  6. ^ Kees Versteegh, The Arabic Language, pg. 131. Edinburgh: Edinburgh University Press, 2001. Paperback edition. ISBN 9780748614363
  7. ^ Al-Jallad, Ahmad (2020). A Manual of the Historical Grammar of Arabic (Draft). p. 47.
  8. ^ This variance has led to the confusion over the spelling of Libyan leader Muammar al-Gaddafi's name in Latin letters. In Western Arabic dialects the sound [q] is more preserved but can also be sometimes pronounced [ɡ] or as a simple [k] under Berber and French influence.
  9. ^ Bruce Ingham (1 January 1994). Najdi Arabic: Central Arabian. John Benjamins Publishing. p. 14. ISBN 90-272-3801-4.
  10. ^ Lewis jr. (2013), p. 5.
  11. ^ van den Boogert, N. (1989). "Some notes on Maghrebi script" (PDF). Manuscript of the Middle East. 4. p. 38 shows qāf with a superscript point in all four positions.
  12. ^ Gacek, Adam (2008). The Arabic Manuscript Tradition. Brill. p. 61. ISBN 90-04-16540-1.
  13. ^ Gacek, Adam (2009). Arabic Manuscripts: A Vademecum for Readers. Brill. p. 145. ISBN 90-04-17036-7.
  14. ^ Muhammad Ghoniem, M S M Saifullah, cAbd ar-Rahmân Robert Squires & cAbdus Samad, Are There Scribal Errors In The Qur'ân?, see qif on a traffic sign written ڧڢ which is written elsewhere as قف‎, Retrieved 2011-August-27

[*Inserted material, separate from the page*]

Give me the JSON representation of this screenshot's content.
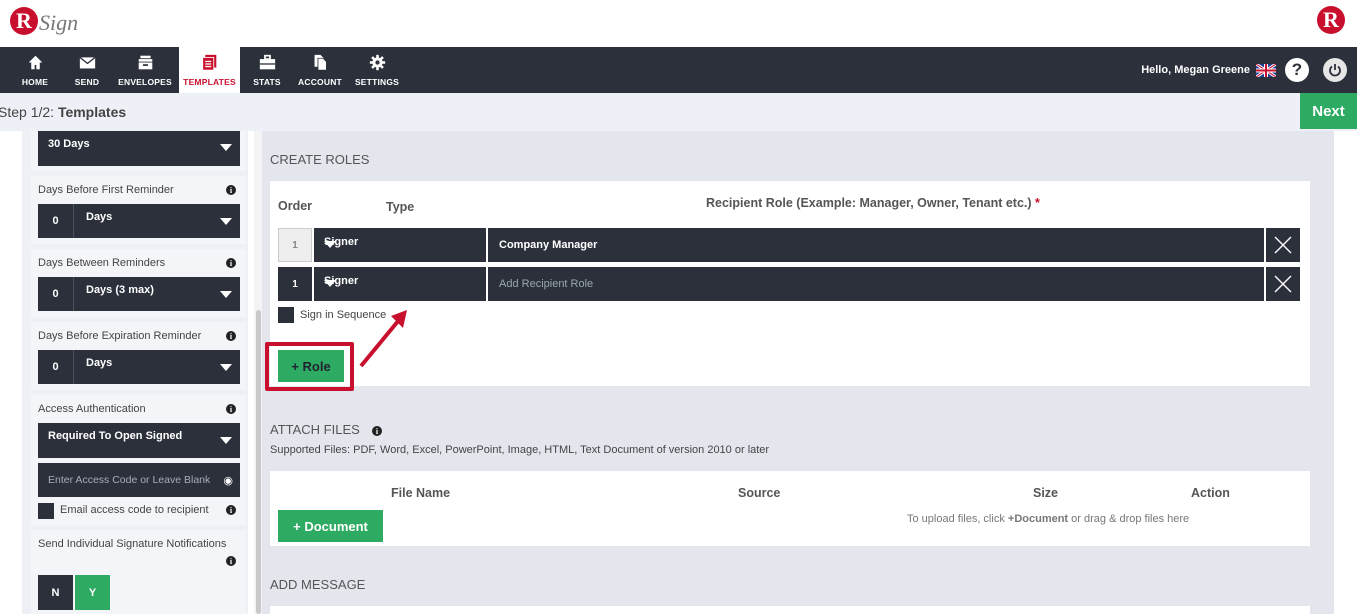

External links
Wikimedia Commons has media related to Qoph (letter).
Last edited on 24 May 2021, at 17:42
Content is available under CC BY-SA 3.0 unless otherwise noted.
Privacy policy
Terms of Use
HomeRandomNearbyLog inSettingsDonateAbout WikipediaDisclaimers